Santa Bear is a visible icon for Santas Anonymous, the Greater Victoria charitable organization that is celebrating its 40th year in 2017. Courtesy Santas Anonymous

Santas Anonymous broadening its scope in Greater Victoria

Organization hosts its annual Miracle on Broad Street fundraiser this Friday

A charitable organization marking its 40th year of working with children and families in Greater Victoria expects to help more than 1,500 families, a task made more difficult with donations down so far from 2016.

Santas Anonymous, a non-profit group whose 420 volunteers logged 19,000 hours last year, expects to touch the lives of close to 6,000 people this year, including more than 3,600 children, says executive director Christine Hewitt.

“Santas has started to take a larger role, ” she says, adding that the group has added 100 families a year to its programs since 2011. “With 40 years in the community, it’s an exciting time and a time when we’ve made significant changes to the way we [work within] the community.”

Having had its beginnings in providing toys to children in families in need, Santas has broadened its scope over the years to include a busy special grant program.

Since 2002, it has handed out approximately $1.9 million to community groups, and that’s outside of its Christmas toys and grocery hamper activities. A smaller amount of donations could affect how much work they can do in the community next year, Hewitt says.

The organization is part of a Victoria-wide group known as the Christmas Giving Network. It also includes the Salvation Army, Mustard Seed, Sooke and Sidney food banks, St. Vincent de Paul and other community agencies, which together receive in the area of 12,000 household applications for help around Christmastime.

Part of the increasing caseload for Santas comes from the fact it has taken on a certain amount of the kids and families toys distribution from those other organizations, so they can help singles and focus more on their core area of assistance.

Santas Anonymous, together with its media partners CFAX radio and CTV, is hosting the annual Miracle on Broad Street this Friday (Dec. 8) from 6 a.m. to 6 p.m. The fundraiser brought in $585,000 in 2016 and Hewitt is hopeful for this year.

“If we come even remotely close to last year we’ll be thrilled,” she says.

For more information on donating or applying for a hamper, visit cfaxsantas.com.

editor@vicnews.com

Just Posted

Weekend collisions keep West Shore RCMP busy

Officers responded to three separate incidents within the span of one hour

Get ready for the 39th annual Goodlife Fitness Victoria Marathon

Up to 9,000 particpants are anticipated for this year’s three-day race weekend

E&N Rail Trail open house this Wednesday

Construction on segment between Atkins Avenue and Savory Elementary to start this fall

Impaired driver crashes into Victoria police vehicle, injures officer

Cook Street collision occured in the early morning hours of Tuesday

School of magic teaches youth to be themselves

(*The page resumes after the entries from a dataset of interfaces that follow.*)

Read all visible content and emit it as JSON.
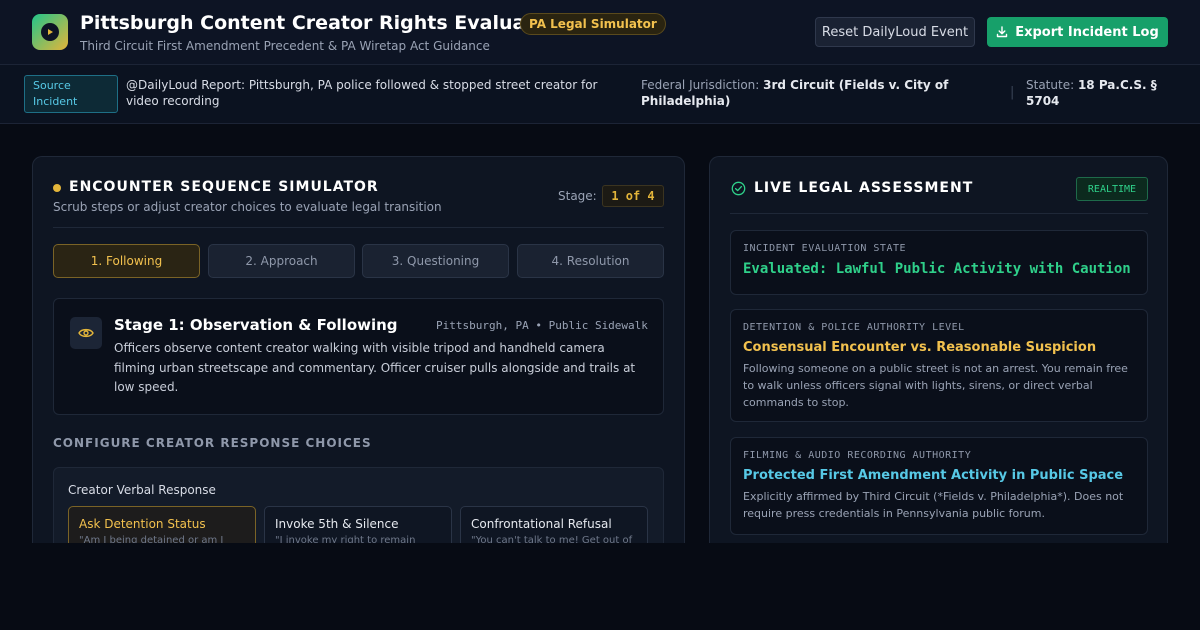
{
  "header": {
    "title": "Pittsburgh Content Creator Rights Evaluator",
    "badge": "PA Legal Simulator",
    "subtitle": "Third Circuit First Amendment Precedent & PA Wiretap Act Guidance",
    "reset_label": "Reset DailyLoud Event",
    "export_label": "Export Incident Log",
    "logo_icon": "play-icon",
    "export_icon": "download-icon"
  },
  "incident_bar": {
    "badge": "Source Incident",
    "text": "@DailyLoud Report: Pittsburgh, PA police followed & stopped street creator for video recording",
    "jurisdiction_label": "Federal Jurisdiction:",
    "jurisdiction_value": "3rd Circuit (Fields v. City of Philadelphia)",
    "statute_label": "Statute:",
    "statute_value": "18 Pa.C.S. § 5704"
  },
  "simulator": {
    "title": "ENCOUNTER SEQUENCE SIMULATOR",
    "subtitle": "Scrub steps or adjust creator choices to evaluate legal transition",
    "stage_label": "Stage:",
    "stage_value": "1 of 4",
    "tabs": [
      {
        "label": "1. Following"
      },
      {
        "label": "2. Approach"
      },
      {
        "label": "3. Questioning"
      },
      {
        "label": "4. Resolution"
      }
    ],
    "active_tab": 0,
    "stage_card": {
      "icon": "eye-icon",
      "title": "Stage 1: Observation & Following",
      "location": "Pittsburgh, PA • Public Sidewalk",
      "description": "Officers observe content creator walking with visible tripod and handheld camera filming urban streetscape and commentary. Officer cruiser pulls alongside and trails at low speed."
    },
    "config_title": "CONFIGURE CREATOR RESPONSE CHOICES",
    "verbal": {
      "label": "Creator Verbal Response",
      "options": [
        {
          "title": "Ask Detention Status",
          "sub": "\"Am I being detained or am I"
        },
        {
          "title": "Invoke 5th & Silence",
          "sub": "\"I invoke my right to remain"
        },
        {
          "title": "Confrontational Refusal",
          "sub": "\"You can't talk to me! Get out of"
        }
      ],
      "selected": 0
    }
  },
  "assessment": {
    "title": "LIVE LEGAL ASSESSMENT",
    "badge": "REALTIME",
    "title_icon": "check-circle-icon",
    "state_card": {
      "label": "INCIDENT EVALUATION STATE",
      "value": "Evaluated: Lawful Public Activity with Caution"
    },
    "detention_card": {
      "label": "DETENTION & POLICE AUTHORITY LEVEL",
      "heading": "Consensual Encounter vs. Reasonable Suspicion",
      "description": "Following someone on a public street is not an arrest. You remain free to walk unless officers signal with lights, sirens, or direct verbal commands to stop."
    },
    "filming_card": {
      "label": "FILMING & AUDIO RECORDING AUTHORITY",
      "heading": "Protected First Amendment Activity in Public Space",
      "description": "Explicitly affirmed by Third Circuit (*Fields v. Philadelphia*). Does not require press credentials in Pennsylvania public forum."
    }
  },
  "colors": {
    "accent_gold": "#e3b53a",
    "accent_green": "#17a06a",
    "status_green": "#2fd08a",
    "detention_heading": "#f2c14e",
    "filming_heading": "#57c9e6"
  }
}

Organizers hope to run the camp next summer as well

Average Canadian family spends 43% of income on taxes: study

Fraser Institute’s consumer report shows taxes accounting for larger chunk of income each year

RCMP to search for body after man drowns in B.C.’s Buntzen Lake

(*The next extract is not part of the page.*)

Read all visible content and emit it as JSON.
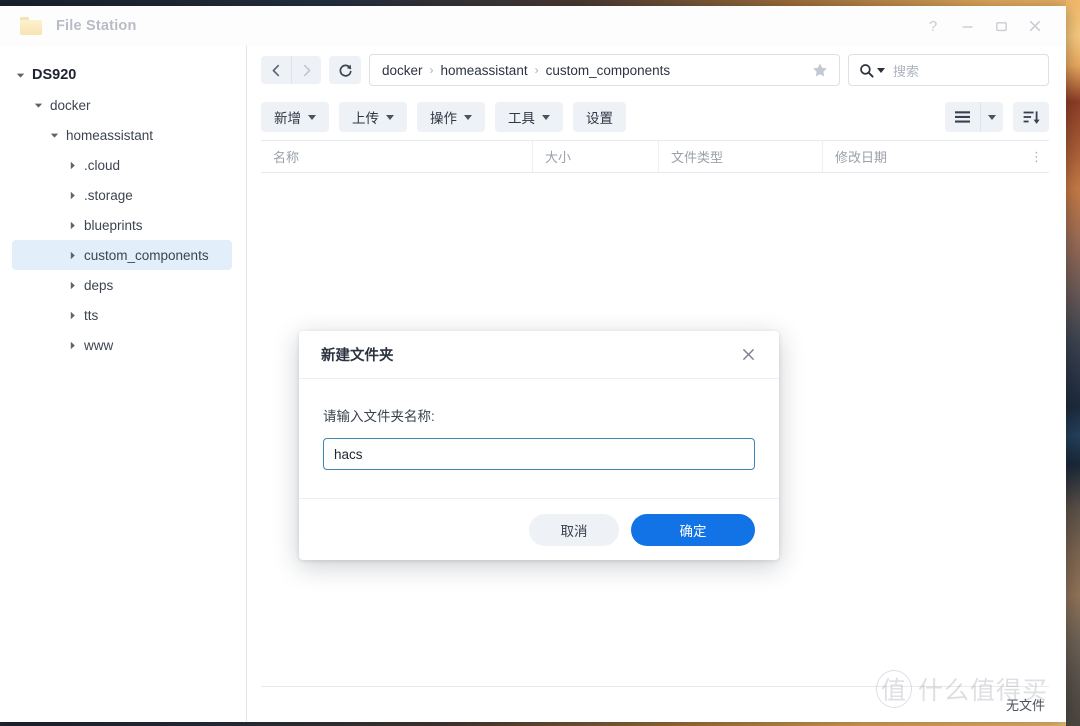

Officers and fire crews responded but the man from the Lower Mainland is believed to have drowned.

Police chiefs call for stricter controls on pill presses to fight opioids

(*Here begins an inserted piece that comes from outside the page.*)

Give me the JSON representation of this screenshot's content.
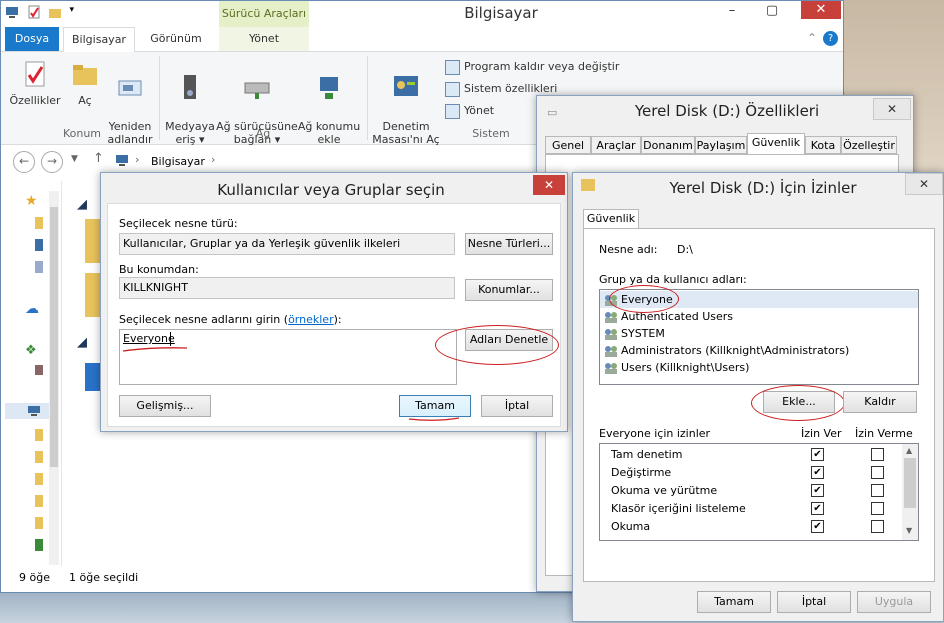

Canada’s police chiefs are urging Ottawa to beef up its fight against the opioid scourge by closely vetting people who import pill presses

Victoria police say explicit calls continue to target women

Over 50 reports of unwanted, sexually explicit calls have come in

‘It’s like a party in your mouth’

B.C. creator’s Milkshake Burger makes its debut at the PNE

Vehicle catches fire near Vancouver Island provincial park

Fire shut down Highway 4 in both directions

Get involved in the Great Canadian Bumble Bee Count

Environmental organization develops app to help with the nationwide count

Most Read